Again: the single most useful training you can give an adult is how to run a meeting and how to participate in someone else’s. The world is mostly run by lawyers, MBAs, and military officers because they’re taught this as a first-class skill.
1. Decide if there actually needs to be a meeting. If the only purpose is to share information, send a brief email instead.
2. Write and circulate an agenda. If nobody cares enough to do this, the meeting doesn’t need to happen.
3. Include timings in the agenda to help you keep the meeting moving.
4. Prioritize. Things that will have high impact but take little time should be done first.
5. Put someone in charge. This doesn’t mean doing all the talking, any more than being a referee means kicking the ball the most.
6. Require politeness. No one gets to be rude and no one gets to ramble (because the purest form of politeness is respecting others’ time).
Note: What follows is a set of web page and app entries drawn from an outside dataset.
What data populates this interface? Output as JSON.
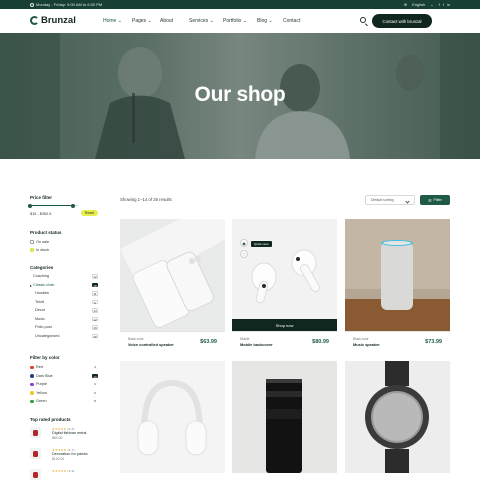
{
  "topbar": {
    "hours": "Monday - Friday: 9:00 AM to 6:00 PM",
    "language": "English",
    "social": [
      "f",
      "t",
      "in"
    ]
  },
  "header": {
    "logo": "Brunzal",
    "nav": [
      "Home",
      "Pages",
      "About",
      "Services",
      "Portfolio",
      "Blog",
      "Contact"
    ],
    "nav_has_dropdown": [
      true,
      true,
      false,
      true,
      true,
      true,
      false
    ],
    "cta": "Contact with brunzal"
  },
  "hero": {
    "title": "Our shop"
  },
  "sidebar": {
    "price_filter": {
      "title": "Price filter",
      "range": "$15 - $350.5",
      "reset": "Reset",
      "range_fraction": [
        0.0,
        0.9
      ]
    },
    "status": {
      "title": "Product status",
      "items": [
        {
          "label": "On sale",
          "checked": false
        },
        {
          "label": "In stock",
          "checked": true
        }
      ]
    },
    "categories": {
      "title": "Categories",
      "items": [
        {
          "label": "Coaching",
          "count": "12",
          "sub": false,
          "active": false
        },
        {
          "label": "Classic chair",
          "count": "18",
          "sub": false,
          "active": true
        },
        {
          "label": "Hoodies",
          "count": "11",
          "sub": true,
          "active": false
        },
        {
          "label": "Tshirt",
          "count": "9",
          "sub": true,
          "active": false
        },
        {
          "label": "Decor",
          "count": "14",
          "sub": true,
          "active": false
        },
        {
          "label": "Music",
          "count": "12",
          "sub": true,
          "active": false
        },
        {
          "label": "Pollo post",
          "count": "16",
          "sub": true,
          "active": false
        },
        {
          "label": "Uncategorized",
          "count": "16",
          "sub": true,
          "active": false
        }
      ]
    },
    "colors": {
      "title": "Filter by color",
      "items": [
        {
          "label": "Red",
          "count": "4",
          "color": "#e23b2e",
          "active": false
        },
        {
          "label": "Dark Blue",
          "count": "10",
          "color": "#2b3a8c",
          "active": true
        },
        {
          "label": "Purple",
          "count": "3",
          "color": "#8a3fd1",
          "active": false
        },
        {
          "label": "Yellow",
          "count": "9",
          "color": "#f2c82c",
          "active": false
        },
        {
          "label": "Green",
          "count": "8",
          "color": "#2e9e4a",
          "active": false
        }
      ]
    },
    "top_rated": {
      "title": "Top rated products",
      "items": [
        {
          "stars": "★★★★★",
          "reviews": "(4.5)",
          "name": "Digital fishtran metal",
          "price": "$60.00"
        },
        {
          "stars": "★★★★★",
          "reviews": "(4.7)",
          "name": "Decoration for panda.",
          "price": "$120.00"
        },
        {
          "stars": "★★★★★",
          "reviews": "(4.9)",
          "name": "",
          "price": ""
        }
      ]
    }
  },
  "toolbar": {
    "results": "Showing 1–14 of 26 results",
    "sort": "Default sorting",
    "filter": "Filter"
  },
  "products": [
    {
      "meta": "Black color",
      "name": "Voice controlled speaker",
      "price": "$63.99",
      "image": "white-phone"
    },
    {
      "meta": "Mobile",
      "name": "Mobile backcover",
      "price": "$80.99",
      "image": "white-earbuds",
      "hover": true,
      "shop_now": "Shop now",
      "quick_view": "Quick view"
    },
    {
      "meta": "Black color",
      "name": "Music speaker",
      "price": "$73.99",
      "image": "smart-speaker"
    },
    {
      "meta": "",
      "name": "",
      "price": "",
      "image": "white-headphones"
    },
    {
      "meta": "",
      "name": "",
      "price": "",
      "image": "camera-lens"
    },
    {
      "meta": "",
      "name": "",
      "price": "",
      "image": "smartwatch"
    }
  ],
  "colors": {
    "primary": "#1f5a44",
    "dark": "#102720",
    "accent": "#e8ee4c",
    "topbar": "#173f33"
  }
}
7. No technology. Insist that everyone put their phones, tablets, and laptops into politeness mode (i.e., closes them).
8. No interruptions. Participants should raise a finger or put up a sticky note if they want to speak, and the chair should handle sequencing.
9. Record minutes. Write down the most important pieces of information that were shared, every decision that was made, and every task that was assigned to someone.
10. Take notes. While other people are talking, participants should take notes of questions they want to ask or points they want to make. (You’ll be surprised how smart it makes you look when it’s your turn to speak.)
11. End early. If your meeting is scheduled for 10:00-11:00, you should aim to end at 10:55 to give people time to get where they need to go next.
As soon as the meeting is over, the minutes should be circulated so that people who weren’t at the meeting can keep track of what’s going on.
This also lets everyone check what was actually said or promised. More than once, I’ve looked at minutes and thought, “Wait a minute, I didn’t promise to have it ready then.”
And circulating minutes means people can be held accountable at subsequent meetings.
Via Greg Wilson explained further here